This research-based presentation reports on the issue of student distraction and disruption in online versus physical classrooms at university level. It is hoped that it will provide useful insights to teachers based on actual student feedback. The research was conducted by using a Student Disruption and Distraction (SDD) Questionnaire which garnered responses from 50 students across two undergraduate General English Seminar (GES) classes. The SDD Questionnaire examined the intensity of frequency for both disruption and distraction as well as the main causes for each. In this way the study draws a distinction between perceptions of external disturbance factors and perceptions of self-distraction. The content of the SDD questions was derived from synthesising discussions in the literature regarding technology, the educational consequences of distraction in class and common external disturbance factors. Frequency and intensity questions were integrated throughout the quesitonnaire to allow for an insight into how often and to what extent disruption and distraction were occurring. The SDD response data was processed and analyzed to construct charts to represent categorical and percentage data. The results indicate that online lessons present disturbance problems arising from partner unpreparedness, students becoming distracted by mobile phones/personal devices and gaming.

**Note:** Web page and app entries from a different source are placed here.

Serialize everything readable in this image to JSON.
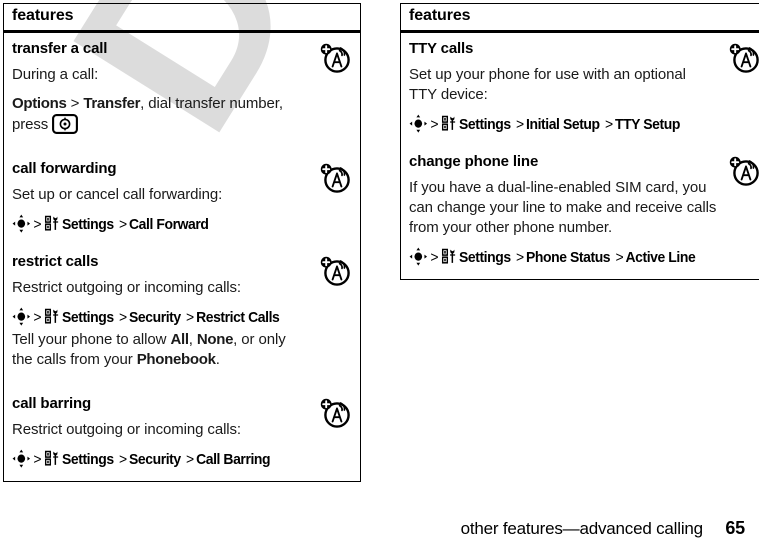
{
  "document": {
    "watermark_text": "DRAFT",
    "watermark_color": "#dcdcdc",
    "page_background": "#ffffff",
    "text_color": "#000000"
  },
  "footer": {
    "section_title": "other features—advanced calling",
    "page_number": "65"
  },
  "columns": [
    {
      "header": "features",
      "rows": [
        {
          "title": "transfer a call",
          "icon": "network-service-icon",
          "blocks": [
            {
              "kind": "para",
              "text": "During a call:"
            },
            {
              "kind": "rich",
              "segments": [
                {
                  "text": "Options",
                  "bold": true
                },
                {
                  "text": " > ",
                  "bold": false
                },
                {
                  "text": "Transfer",
                  "bold": true
                },
                {
                  "text": ", dial transfer number, press ",
                  "bold": false
                }
              ],
              "trailing_icon": "send-key-icon"
            }
          ]
        },
        {
          "title": "call forwarding",
          "icon": "network-service-icon",
          "blocks": [
            {
              "kind": "para",
              "text": "Set up or cancel call forwarding:"
            },
            {
              "kind": "path",
              "leading_icon": "nav-key-icon",
              "steps": [
                "Settings",
                "Call Forward"
              ],
              "menu_icon": "settings-icon"
            }
          ]
        },
        {
          "title": "restrict calls",
          "icon": "network-service-icon",
          "blocks": [
            {
              "kind": "para",
              "text": "Restrict outgoing or incoming calls:"
            },
            {
              "kind": "path",
              "leading_icon": "nav-key-icon",
              "steps": [
                "Settings",
                "Security",
                "Restrict Calls"
              ],
              "menu_icon": "settings-icon"
            },
            {
              "kind": "rich",
              "segments": [
                {
                  "text": "Tell your phone to allow ",
                  "bold": false
                },
                {
                  "text": "All",
                  "bold": true
                },
                {
                  "text": ", ",
                  "bold": false
                },
                {
                  "text": "None",
                  "bold": true
                },
                {
                  "text": ", or only the calls from your ",
                  "bold": false
                },
                {
                  "text": "Phonebook",
                  "bold": true
                },
                {
                  "text": ".",
                  "bold": false
                }
              ]
            }
          ]
        },
        {
          "title": "call barring",
          "icon": "network-service-icon",
          "blocks": [
            {
              "kind": "para",
              "text": "Restrict outgoing or incoming calls:"
            },
            {
              "kind": "path",
              "leading_icon": "nav-key-icon",
              "steps": [
                "Settings",
                "Security",
                "Call Barring"
              ],
              "menu_icon": "settings-icon"
            }
          ]
        }
      ]
    },
    {
      "header": "features",
      "rows": [
        {
          "title": "TTY calls",
          "icon": "network-service-icon",
          "blocks": [
            {
              "kind": "para",
              "text": "Set up your phone for use with an optional TTY device:"
            },
            {
              "kind": "path",
              "leading_icon": "nav-key-icon",
              "steps": [
                "Settings",
                "Initial Setup",
                "TTY Setup"
              ],
              "menu_icon": "settings-icon"
            }
          ]
        },
        {
          "title": "change phone line",
          "icon": "network-service-icon",
          "blocks": [
            {
              "kind": "para",
              "text": "If you have a dual-line-enabled SIM card, you can change your line to make and receive calls from your other phone number."
            },
            {
              "kind": "path",
              "leading_icon": "nav-key-icon",
              "steps": [
                "Settings",
                "Phone Status",
                "Active Line"
              ],
              "menu_icon": "settings-icon"
            }
          ]
        }
      ]
    }
  ]
}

Results regarding the physical classroom lessons showed that students were less distracted but more likely to being disturbed by proximate factors, such as other students arriving late or talking. The presentation will also offer some pedagogic strategies which are targeted to resolve the main problems in online and physical classroom environments.
John Guy Perrem, Muroran Institute of Technology, Japan